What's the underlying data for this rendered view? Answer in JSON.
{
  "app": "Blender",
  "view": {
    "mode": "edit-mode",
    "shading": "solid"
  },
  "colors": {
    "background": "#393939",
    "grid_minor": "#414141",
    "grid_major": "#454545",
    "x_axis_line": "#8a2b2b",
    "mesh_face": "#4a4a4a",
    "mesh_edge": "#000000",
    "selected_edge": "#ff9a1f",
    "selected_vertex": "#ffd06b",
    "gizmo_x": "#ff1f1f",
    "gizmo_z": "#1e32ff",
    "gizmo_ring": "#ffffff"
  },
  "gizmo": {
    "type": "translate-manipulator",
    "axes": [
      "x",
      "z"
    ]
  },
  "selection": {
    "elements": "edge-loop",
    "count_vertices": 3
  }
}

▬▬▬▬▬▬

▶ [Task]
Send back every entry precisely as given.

▶ [Response to this task]
What's the underlying data for this rendered view? Answer in JSON.
{
  "app": "Blender",
  "view": {
    "mode": "edit-mode",
    "shading": "solid"
  },
  "colors": {
    "background": "#393939",
    "grid_minor": "#414141",
    "grid_major": "#454545",
    "x_axis_line": "#8a2b2b",
    "mesh_face": "#4a4a4a",
    "mesh_edge": "#000000",
    "selected_edge": "#ff9a1f",
    "selected_vertex": "#ffd06b",
    "gizmo_x": "#ff1f1f",
    "gizmo_z": "#1e32ff",
    "gizmo_ring": "#ffffff"
  },
  "gizmo": {
    "type": "translate-manipulator",
    "axes": [
      "x",
      "z"
    ]
  },
  "selection": {
    "elements": "edge-loop",
    "count_vertices": 3
  }
}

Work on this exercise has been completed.